Who doesn’t want to spend their summer on a schooner? Of course, Inland Seas offers a multitude of opportunities to sail and experience life on the water, but for our volunteers, their motivation runs much deeper.
Our volunteers thrive on the “ooohs,” “aaaahs,” and the exclamations of excitement and understanding they receive from young children, many of whom are learning about the Great Lakes ecosystem for the very first time. Marta Slocum, one of our volunteers who enjoys teaching at the plankton station, remarks, “I love the way kids react when they see the plankton under the microscope. It’s like they’re watching Star Wars.” Getting the same reaction from kids looking at microscopic organisms as you would while watching an action packed sci-fi film… what more can we hope for?
Each volunteer instructor hopes to make a lasting impact on the children they teach. Bob Walton, a volunteer at ISEA for 18 years, has done just that. “A young woman came as an intern, and when asked why she chose Inland Seas, she said ‘I came here as a school kid, and I had benthos with Bob and decided I want this guy’s job.’ That’s what we want, right? For kids to be inspired… I can’t tell that story without choking up a bit.” (I choked up a bit just hearing that story.) Not only did this young student learn about the Great Lakes, but she discovered her calling and held this love for the lakes in her heart for many, many years until she could finally turn this passion into a career. It only takes one person. One person with a genuine love for teaching about the Great Lakes can inspire lifelong stewardship. That’s the “why” for many of our volunteers.
One such person who harbors this passion is Sue Chrostek, a lead instructor at ISEA. She shares, “I retired from education, but I wasn’t done teaching yet. I was just done in a classroom.” Sue was drawn to volunteering because of her belief in hands-on learning in an outdoor environment. It has allowed her to continue doing what she loves most but also in the place she loves most. A cabin top has replaced Sue’s desk and she now hands students fish to hold instead of textbooks.

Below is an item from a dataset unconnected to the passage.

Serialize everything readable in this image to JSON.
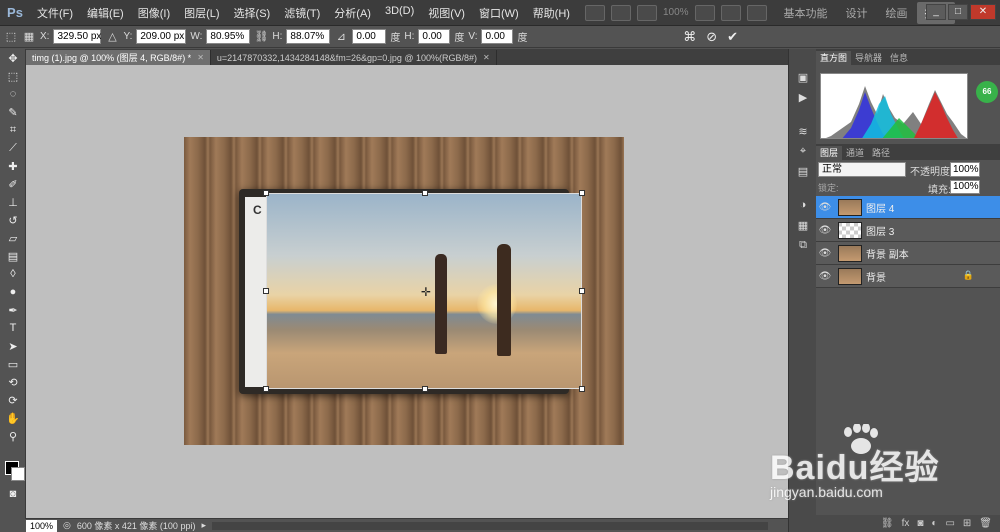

For Zach Mathiak, one of our newer and younger volunteers, he has not had extensive experience working with children prior to instructing at ISEA. He has found a new sense of purpose and fulfillment here as he learns the rewards of teaching youth. The first time a student came back to his station and thanked him specifically, Zach was filled with a truly one-of-a-kind feeling of appreciation. Perhaps this is the beginning of a lifelong journey for Zach.
For one of our crew members, First Mate Rebecca Hancock, her journey began long ago with an internship on the sloop, Clearwater, which sails through the Hudson River. This ship actually inspired Captain Thomas M. Kelly, the founder of Inland Seas Education Association, and gave him ideas for the creation of the institution you know and love today. For Rebecca, working on the schooner Inland Seas has brought her sailing experience full circle.
Beyond love for the water and for teaching, our volunteers enjoy the opportunity to give back to the local community. This was a major motivator for Bob, “My sister always told me how to live my life and one of the things she kept repeating is we have to give back to our community. Now I don’t take being told what to do with much enthusiasm, but then I had this moment. I was at the benthos station and saw an arthropod scamper across the tray of water and from that moment I was hooked.” As soon as Bob’s own passion for the Great Lakes ecosystem was ignited, he was fueled with a desire to share it. He has been able to combine his own learning and discovery with service to the community in honor of his sister.
A community in and of itself is created on our ships. Many volunteers have found friendship and sense of belonging by joining the Inland Seas family. One crew member, Phil Diller, reflects on his three-month experience at ISEA. “I’m recently retired. I loved being a university professor and I missed that community of colleagues. That’s what I’ve found here.” For some, seeing friendly and familiar faces as they board the ship is the highlight of their day.
One thing that’s true about all our volunteers is they love the Great Lakes. Sue loves the accessibility of the lakes. Kids swim in it, parents work on it… there’s something for everyone. Marta has always loved sailing and reminisces about the little sailboat she had as a child growing up near a small inland lake. For Bob, his favorite thing about the Great Lakes is going out on the water and taking a nap. James Bielak, a crew member, eloquently expresses his adoration for the Great Lakes region, “This is what I worked for. You know you go through two or three careers and you work and you work and hope that someday you’re going to get to where you want to spend the rest of your life. Now, I’m finally here.” Another thing that’s true of our volunteers… they all lovingly call the Great Lakes home.
For Inland Seas, our volunteers are certainly one of our favorite things about the Great Lakes. We are grateful for each and every one of them, and we would not be able to accomplish our mission of educating and inspiring young scientists and stewards without them.
This blog was written by Christina Javorka, 2021 Marketing and Communications Summer Intern for Inland Seas Education Association. Christina is studying marketing and fashion retail at The Ohio State University. Being from the Chicagoland area, Lake Michigan holds a special place in her heart. Her favorite thing about the Great Lakes is finding the treasures hidden within and telling others about them.